▸ **EXERCISE**
All lines of the material below that include the string "Latent" are to be copied.

___ DATASET EXCERPTS ___

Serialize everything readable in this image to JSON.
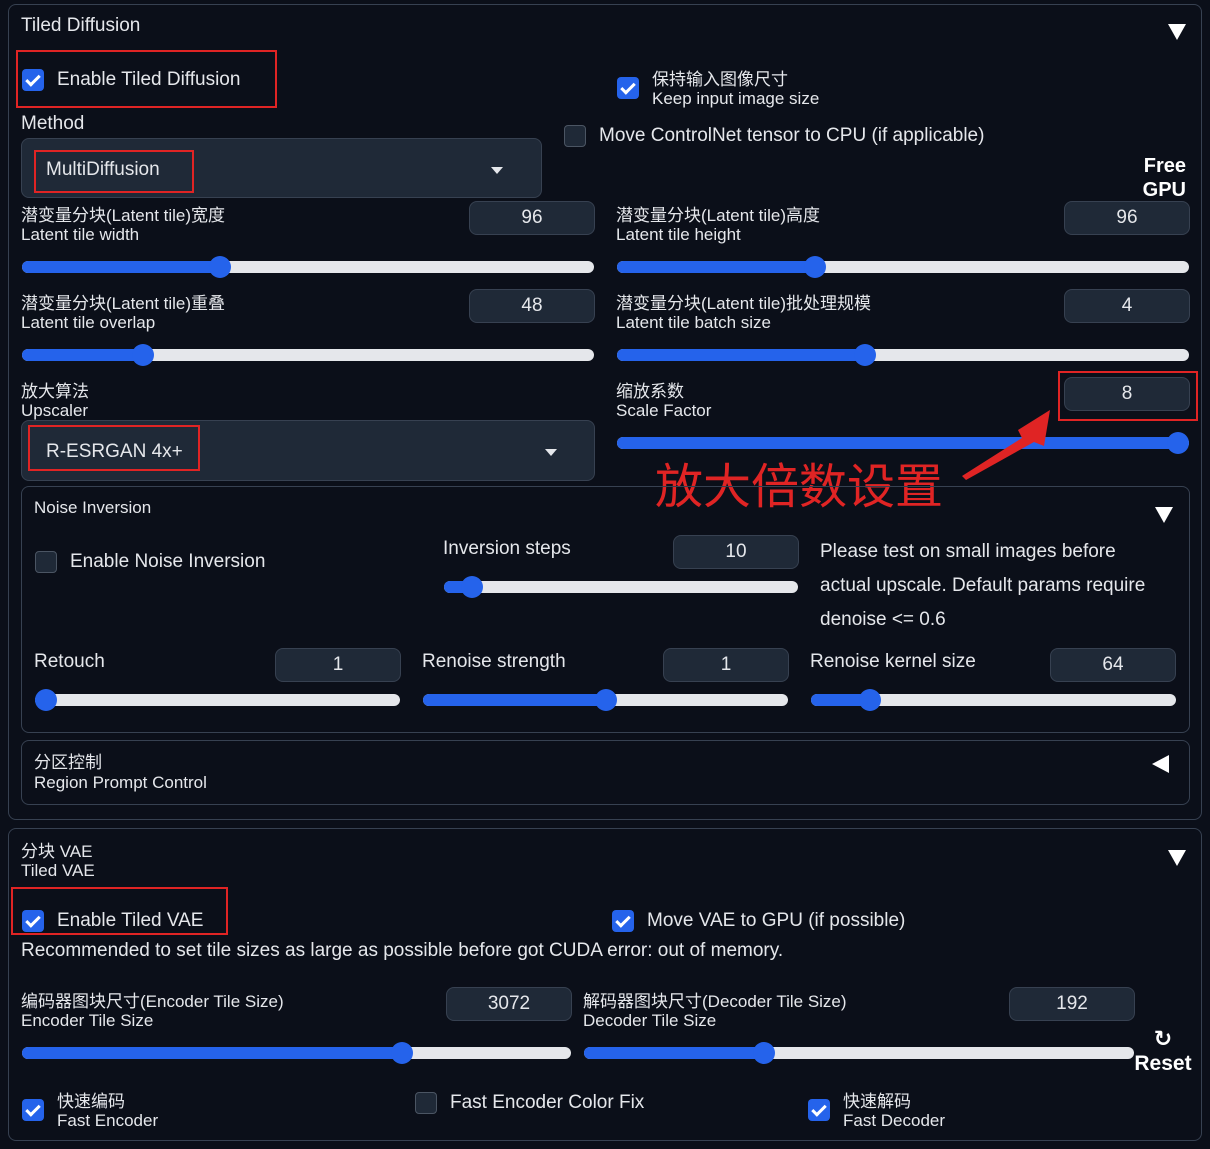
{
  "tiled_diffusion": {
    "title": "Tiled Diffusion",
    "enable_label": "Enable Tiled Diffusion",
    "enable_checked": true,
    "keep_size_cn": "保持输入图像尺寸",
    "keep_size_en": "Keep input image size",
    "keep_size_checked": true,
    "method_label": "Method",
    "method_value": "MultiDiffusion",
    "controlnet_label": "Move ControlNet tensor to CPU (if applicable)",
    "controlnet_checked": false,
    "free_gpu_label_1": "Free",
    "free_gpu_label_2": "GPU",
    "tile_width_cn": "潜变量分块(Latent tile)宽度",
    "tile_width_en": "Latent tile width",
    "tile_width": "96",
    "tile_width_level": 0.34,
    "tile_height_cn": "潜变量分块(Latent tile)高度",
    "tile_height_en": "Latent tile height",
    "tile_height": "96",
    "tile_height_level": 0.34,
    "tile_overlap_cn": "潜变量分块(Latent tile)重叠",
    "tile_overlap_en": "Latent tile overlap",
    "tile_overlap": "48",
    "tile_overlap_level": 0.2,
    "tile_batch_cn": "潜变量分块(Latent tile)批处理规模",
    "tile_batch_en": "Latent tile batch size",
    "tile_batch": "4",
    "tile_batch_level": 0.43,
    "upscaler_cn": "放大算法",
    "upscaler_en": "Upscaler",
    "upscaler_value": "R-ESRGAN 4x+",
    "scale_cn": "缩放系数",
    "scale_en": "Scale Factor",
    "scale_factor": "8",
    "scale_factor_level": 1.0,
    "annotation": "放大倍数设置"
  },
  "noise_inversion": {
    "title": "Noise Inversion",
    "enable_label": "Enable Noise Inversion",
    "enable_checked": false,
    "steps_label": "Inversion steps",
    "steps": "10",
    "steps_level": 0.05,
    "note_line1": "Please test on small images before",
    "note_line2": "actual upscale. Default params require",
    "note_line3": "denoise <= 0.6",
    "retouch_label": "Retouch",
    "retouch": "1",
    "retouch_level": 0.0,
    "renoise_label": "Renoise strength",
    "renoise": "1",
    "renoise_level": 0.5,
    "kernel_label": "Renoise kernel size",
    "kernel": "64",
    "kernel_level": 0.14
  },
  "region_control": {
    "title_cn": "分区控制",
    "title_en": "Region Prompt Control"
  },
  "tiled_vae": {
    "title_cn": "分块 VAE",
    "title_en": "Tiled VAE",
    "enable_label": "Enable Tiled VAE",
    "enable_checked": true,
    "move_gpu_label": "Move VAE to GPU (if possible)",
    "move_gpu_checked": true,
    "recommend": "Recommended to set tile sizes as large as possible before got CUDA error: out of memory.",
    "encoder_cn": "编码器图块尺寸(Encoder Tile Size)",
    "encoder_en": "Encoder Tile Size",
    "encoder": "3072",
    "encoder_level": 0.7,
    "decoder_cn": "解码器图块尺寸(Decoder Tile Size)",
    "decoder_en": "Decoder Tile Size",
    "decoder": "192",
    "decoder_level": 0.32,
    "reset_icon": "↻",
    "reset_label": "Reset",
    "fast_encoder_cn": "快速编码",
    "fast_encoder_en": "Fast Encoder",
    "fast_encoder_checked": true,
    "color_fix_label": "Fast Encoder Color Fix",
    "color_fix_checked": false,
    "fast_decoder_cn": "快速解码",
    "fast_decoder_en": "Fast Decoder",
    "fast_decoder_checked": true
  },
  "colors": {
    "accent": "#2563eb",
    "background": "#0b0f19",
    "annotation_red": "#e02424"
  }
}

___

▸ **YOUR RESPONSE**
    "tile_width_cn": "潜变量分块(Latent tile)宽度",
    "tile_width_en": "Latent tile width",
    "tile_height_cn": "潜变量分块(Latent tile)高度",
    "tile_height_en": "Latent tile height",
    "tile_overlap_cn": "潜变量分块(Latent tile)重叠",
    "tile_overlap_en": "Latent tile overlap",
    "tile_batch_cn": "潜变量分块(Latent tile)批处理规模",
    "tile_batch_en": "Latent tile batch size",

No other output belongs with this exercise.